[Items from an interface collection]
=======
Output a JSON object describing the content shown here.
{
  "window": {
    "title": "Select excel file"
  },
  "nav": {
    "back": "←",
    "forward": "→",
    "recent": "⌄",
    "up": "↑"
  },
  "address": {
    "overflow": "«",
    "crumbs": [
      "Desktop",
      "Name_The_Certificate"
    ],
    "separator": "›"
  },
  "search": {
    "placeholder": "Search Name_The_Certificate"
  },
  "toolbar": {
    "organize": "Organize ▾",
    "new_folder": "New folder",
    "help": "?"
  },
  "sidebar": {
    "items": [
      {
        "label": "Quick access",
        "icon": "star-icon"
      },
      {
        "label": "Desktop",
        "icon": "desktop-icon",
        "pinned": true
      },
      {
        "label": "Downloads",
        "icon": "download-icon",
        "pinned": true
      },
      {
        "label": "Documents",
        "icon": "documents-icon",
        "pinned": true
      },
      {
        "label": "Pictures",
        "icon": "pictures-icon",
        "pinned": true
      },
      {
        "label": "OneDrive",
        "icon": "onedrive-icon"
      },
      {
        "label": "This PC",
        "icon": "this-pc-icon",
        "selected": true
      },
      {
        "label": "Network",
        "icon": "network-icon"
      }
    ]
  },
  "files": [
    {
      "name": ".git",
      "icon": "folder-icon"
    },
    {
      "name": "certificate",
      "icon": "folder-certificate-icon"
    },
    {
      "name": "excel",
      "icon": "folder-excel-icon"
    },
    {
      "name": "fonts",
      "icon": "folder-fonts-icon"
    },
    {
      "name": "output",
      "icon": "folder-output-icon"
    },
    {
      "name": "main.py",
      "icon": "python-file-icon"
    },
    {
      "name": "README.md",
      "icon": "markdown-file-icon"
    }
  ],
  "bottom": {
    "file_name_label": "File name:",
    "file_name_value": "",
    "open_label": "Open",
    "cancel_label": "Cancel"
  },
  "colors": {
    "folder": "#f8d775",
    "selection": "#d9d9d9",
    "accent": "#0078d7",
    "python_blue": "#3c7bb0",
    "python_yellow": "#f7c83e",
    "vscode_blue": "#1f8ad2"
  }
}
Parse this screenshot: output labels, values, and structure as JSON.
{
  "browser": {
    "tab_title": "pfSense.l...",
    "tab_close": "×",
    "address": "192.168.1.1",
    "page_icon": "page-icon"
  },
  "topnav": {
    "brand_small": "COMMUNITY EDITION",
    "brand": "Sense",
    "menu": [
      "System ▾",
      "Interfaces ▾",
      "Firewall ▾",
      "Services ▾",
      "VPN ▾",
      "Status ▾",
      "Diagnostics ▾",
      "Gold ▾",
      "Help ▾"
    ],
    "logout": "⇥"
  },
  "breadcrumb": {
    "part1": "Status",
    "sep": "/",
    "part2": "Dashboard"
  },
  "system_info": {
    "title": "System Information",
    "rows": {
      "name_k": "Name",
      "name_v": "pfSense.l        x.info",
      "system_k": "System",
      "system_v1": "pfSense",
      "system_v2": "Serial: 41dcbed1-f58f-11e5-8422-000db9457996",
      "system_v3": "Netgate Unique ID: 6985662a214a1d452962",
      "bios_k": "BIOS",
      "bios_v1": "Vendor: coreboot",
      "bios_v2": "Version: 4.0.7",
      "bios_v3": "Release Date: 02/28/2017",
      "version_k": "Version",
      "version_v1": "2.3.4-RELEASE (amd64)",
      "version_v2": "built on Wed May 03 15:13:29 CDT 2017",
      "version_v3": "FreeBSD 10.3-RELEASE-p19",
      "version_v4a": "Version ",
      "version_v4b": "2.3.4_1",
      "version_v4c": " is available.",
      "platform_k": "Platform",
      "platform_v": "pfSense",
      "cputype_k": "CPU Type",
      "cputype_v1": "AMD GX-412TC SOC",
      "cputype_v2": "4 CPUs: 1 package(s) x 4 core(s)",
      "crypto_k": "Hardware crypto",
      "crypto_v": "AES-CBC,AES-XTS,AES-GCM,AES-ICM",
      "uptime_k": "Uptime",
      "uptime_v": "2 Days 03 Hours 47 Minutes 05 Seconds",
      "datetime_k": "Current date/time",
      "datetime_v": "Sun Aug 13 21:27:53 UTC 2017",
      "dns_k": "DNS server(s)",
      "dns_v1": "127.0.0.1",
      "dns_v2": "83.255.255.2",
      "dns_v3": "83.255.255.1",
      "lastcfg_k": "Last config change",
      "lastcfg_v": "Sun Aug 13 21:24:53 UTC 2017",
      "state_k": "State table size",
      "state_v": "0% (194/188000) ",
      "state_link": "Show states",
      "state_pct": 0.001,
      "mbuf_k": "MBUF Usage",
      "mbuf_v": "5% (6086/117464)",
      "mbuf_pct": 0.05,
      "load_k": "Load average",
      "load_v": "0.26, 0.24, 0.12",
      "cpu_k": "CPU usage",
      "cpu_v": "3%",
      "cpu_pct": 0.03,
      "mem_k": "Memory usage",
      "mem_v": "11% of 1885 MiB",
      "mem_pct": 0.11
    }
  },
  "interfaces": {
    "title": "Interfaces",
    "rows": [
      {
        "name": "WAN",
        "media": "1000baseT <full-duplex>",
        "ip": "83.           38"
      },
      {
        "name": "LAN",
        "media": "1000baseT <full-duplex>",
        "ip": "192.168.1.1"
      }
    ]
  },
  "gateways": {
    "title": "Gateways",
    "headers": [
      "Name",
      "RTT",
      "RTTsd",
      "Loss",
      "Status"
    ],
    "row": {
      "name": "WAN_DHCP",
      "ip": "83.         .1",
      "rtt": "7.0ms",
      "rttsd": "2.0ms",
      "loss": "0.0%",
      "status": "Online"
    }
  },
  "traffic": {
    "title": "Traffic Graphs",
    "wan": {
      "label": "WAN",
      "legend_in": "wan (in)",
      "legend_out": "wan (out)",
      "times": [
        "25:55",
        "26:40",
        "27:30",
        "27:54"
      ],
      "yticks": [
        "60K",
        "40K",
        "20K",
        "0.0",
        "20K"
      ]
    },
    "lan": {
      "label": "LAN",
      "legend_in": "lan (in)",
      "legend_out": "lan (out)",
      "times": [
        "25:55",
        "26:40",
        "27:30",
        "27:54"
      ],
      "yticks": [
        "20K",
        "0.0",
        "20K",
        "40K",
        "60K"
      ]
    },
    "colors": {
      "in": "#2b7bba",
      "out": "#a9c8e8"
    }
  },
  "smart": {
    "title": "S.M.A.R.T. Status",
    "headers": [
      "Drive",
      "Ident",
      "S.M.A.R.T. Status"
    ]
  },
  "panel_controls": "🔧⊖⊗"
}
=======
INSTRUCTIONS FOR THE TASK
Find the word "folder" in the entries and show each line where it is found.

ANSWER SPACE
    "new_folder": "New folder",
      "icon": "folder-icon"
      "icon": "folder-certificate-icon"
      "icon": "folder-excel-icon"
      "icon": "folder-fonts-icon"
      "icon": "folder-output-icon"
    "folder": "#f8d775",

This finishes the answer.